The app is highly interactive – most charts are responsive and information can be accessed or views changed with the slide of a finger.

The most exciting thing about Acorns is the round-ups functionality. This is what Acorns calls micro investing – or, investing the loose change. Investors have $30 million invested – so far – and more than 80% use the app’s round-up facility.

When you register for an Acorns account, automatic round-ups is the default option; the app will monitor your spending and automatically invest your loose change by rounding up purchases made with a credit or debit card to the nearest dollar.

For example, your morning coffee and muffin costs $7.50 – the app rounds this to the next whole dollar ($8.00) and invests the 50 cents. It might not sound a lot, however as more people eschew cash for card, that loose change that once filled your pockets and countless jars around the country can become a tidy investment.

The monetary difference between the cost of the item and the nearest dollar is then invested into a portfolio of shares, in $5 amounts.

Figure 2: Round-ups


Acorns doesn’t just invest your loose change. You can set a recurring investment amount, or add to it periodically when you have the spare cash – and reap the benefits of dollar cost averaging. It’s a virtual piggy bank with the potential for capital growth.

According to Acorns, their analysis shows there are three types of users:

  1. Those using all three investment options – round-ups, lump sums and recurring investments – needless to say, they have the largest account balances
  2. Those using it as a savings tool – accumulating loose change, with the occasional investment, then withdrawing when it reaches the desired balance. These investors generally start again once they’ve spend the proceeds.
  3. The lump sum investor.


There are five portfolios available:

  • Conservative
  • Moderately conservative
  • Moderate
  • Moderately aggressive
  • Aggressive

Each portfolio is comprised of the same seven ASX-listed ETFs with different weightings appropriate to the portfolio; the conservative portfolio has a heavier allocation toward cash and bonds, the aggressive has an 80-85 per cent exposure to equities. The ETFs are traded at low cost through OpenMarkets Australia.

The portfolios screen is interactive – change your estimated monthly investment, or prospective time horizon, and the app will give you a projected value for those parameters – with, of course, a reminder that markets are not guaranteed and the requisite health warning that past performance is not a reliable indicator of future performance.

This is the screen that engaged my millennial – a regular investment over the next 10 years looked a much more attractive proposition than throwing his coins in a can!

Figure 3: portfolios screen


Portfolios can be changed at any time – exposure to the underlying ETFs will be adjusted accordingly. Users can drill down into the portfolio and see their exposure to each.

The cost

As with all good things, there is a cost, albeit a small one. While the app is free, portfolios under $5,000 are charged an annual fee of $15, and 0.275% for those over $5,000. There are no other costs – no brokerage, no fees to make deposits or withdrawals.
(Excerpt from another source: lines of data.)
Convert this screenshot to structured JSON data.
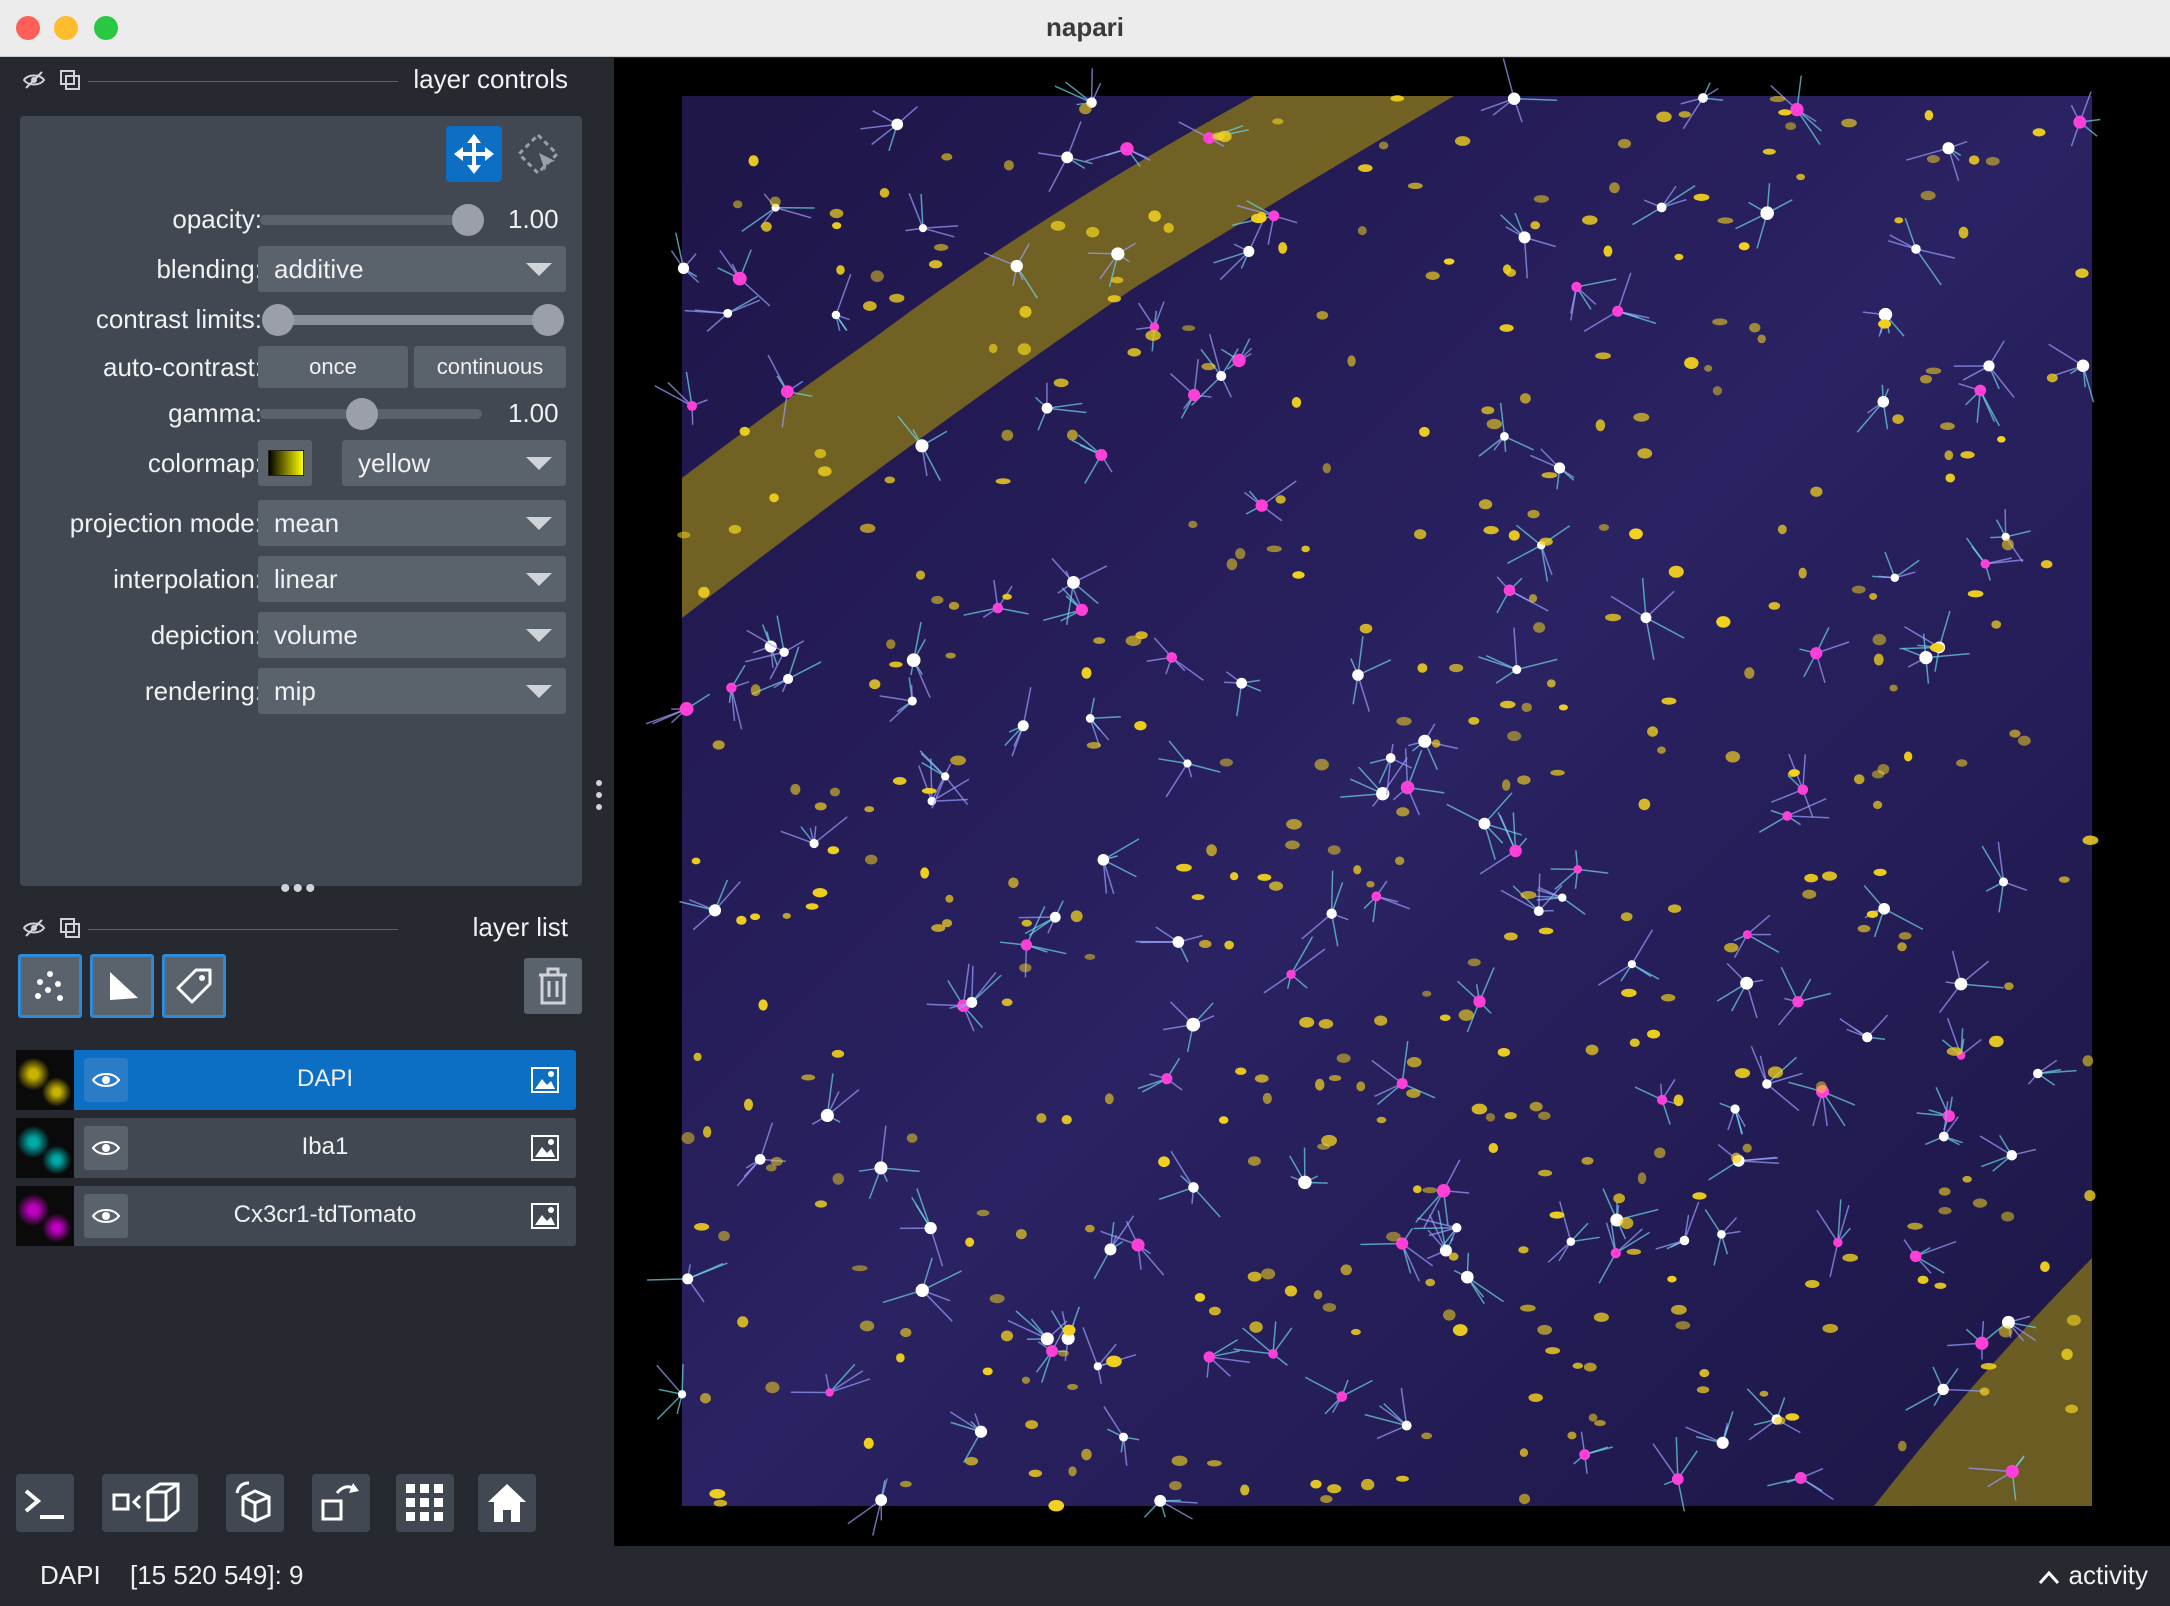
{
  "window": {
    "title": "napari"
  },
  "controls_header": {
    "title": "layer controls"
  },
  "controls": {
    "opacity": {
      "label": "opacity:",
      "value": "1.00",
      "fraction": 1.0
    },
    "blending": {
      "label": "blending:",
      "value": "additive"
    },
    "contrast_limits": {
      "label": "contrast limits:",
      "low": 0.0,
      "high": 1.0
    },
    "auto_contrast": {
      "label": "auto-contrast:",
      "once": "once",
      "continuous": "continuous"
    },
    "gamma": {
      "label": "gamma:",
      "value": "1.00",
      "fraction": 0.45
    },
    "colormap": {
      "label": "colormap:",
      "value": "yellow"
    },
    "projection_mode": {
      "label": "projection mode:",
      "value": "mean"
    },
    "interpolation": {
      "label": "interpolation:",
      "value": "linear"
    },
    "depiction": {
      "label": "depiction:",
      "value": "volume"
    },
    "rendering": {
      "label": "rendering:",
      "value": "mip"
    }
  },
  "layerlist_header": {
    "title": "layer list"
  },
  "layers": [
    {
      "name": "DAPI",
      "selected": true,
      "thumb_color": "#c8b400"
    },
    {
      "name": "Iba1",
      "selected": false,
      "thumb_color": "#00a8a8"
    },
    {
      "name": "Cx3cr1-tdTomato",
      "selected": false,
      "thumb_color": "#c000c0"
    }
  ],
  "status": {
    "layer": "DAPI",
    "coordinates": "[15 520 549]: 9",
    "activity": "activity"
  },
  "colors": {
    "background": "#262930",
    "panel": "#414851",
    "control": "#5a626c",
    "accent": "#0d6fc4",
    "highlight": "#2e8ad6"
  }
}
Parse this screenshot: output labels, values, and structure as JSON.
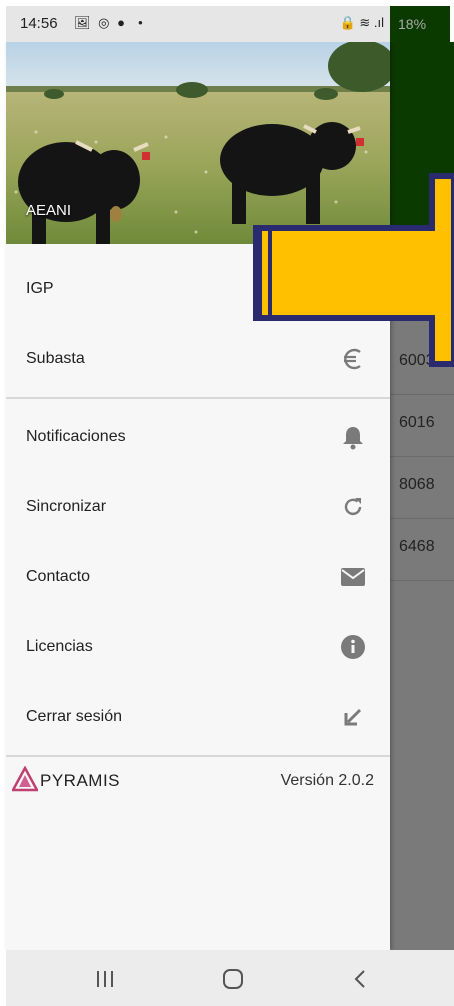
{
  "status_bar": {
    "time": "14:56",
    "left_icons": [
      "gallery-icon",
      "whatsapp-icon",
      "account-icon",
      "dot"
    ],
    "battery_text": "18%"
  },
  "drawer": {
    "header_title": "AEANI",
    "items": [
      {
        "label": "IGP",
        "icon": "none"
      },
      {
        "label": "Subasta",
        "icon": "euro-icon"
      },
      {
        "label": "Notificaciones",
        "icon": "bell-icon"
      },
      {
        "label": "Sincronizar",
        "icon": "refresh-icon"
      },
      {
        "label": "Contacto",
        "icon": "mail-icon"
      },
      {
        "label": "Licencias",
        "icon": "info-icon"
      },
      {
        "label": "Cerrar sesión",
        "icon": "logout-arrow-icon"
      }
    ],
    "footer": {
      "logo_text": "PYRAMIS",
      "version": "Versión 2.0.2"
    }
  },
  "background_list": [
    "6003",
    "6016",
    "8068",
    "6468"
  ],
  "colors": {
    "drawer_bg": "#f7f7f7",
    "arrow_fill": "#ffc000",
    "arrow_stroke": "#2a2a6e",
    "bg_header": "#0b3a00",
    "icon_gray": "#7a7a7a"
  }
}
The only downside I encountered resulted from my internet banking being safeguarded by a security token – the app doesn’t allow for that, and, as a result, it can take longer for the account to be verified and established. This will vary from bank to bank.

In conclusion...

It’s easy to see why so many have signed up:

  • It’s easy to get started, there’s not a pile of paperwork to complete – all you need is a smartphone and five minutes of time
  • No prior investment knowledge is required
  • The low pricing – easy to enter and leave as required, it’s not a big decision to try it out.

The folk at Acorns are always looking for ways to improve the app. Acorns will shortly introduce a functionality that will enable investors to contribute to their super fund. It’s also developing personal finance monitoring tools and a loyalty program through partnership with a range of brands.

Acorns epitomises all that is exciting about the Fintech revolution. Vive la revolution!

Disclaimer: the author is now an avid user of Acorns.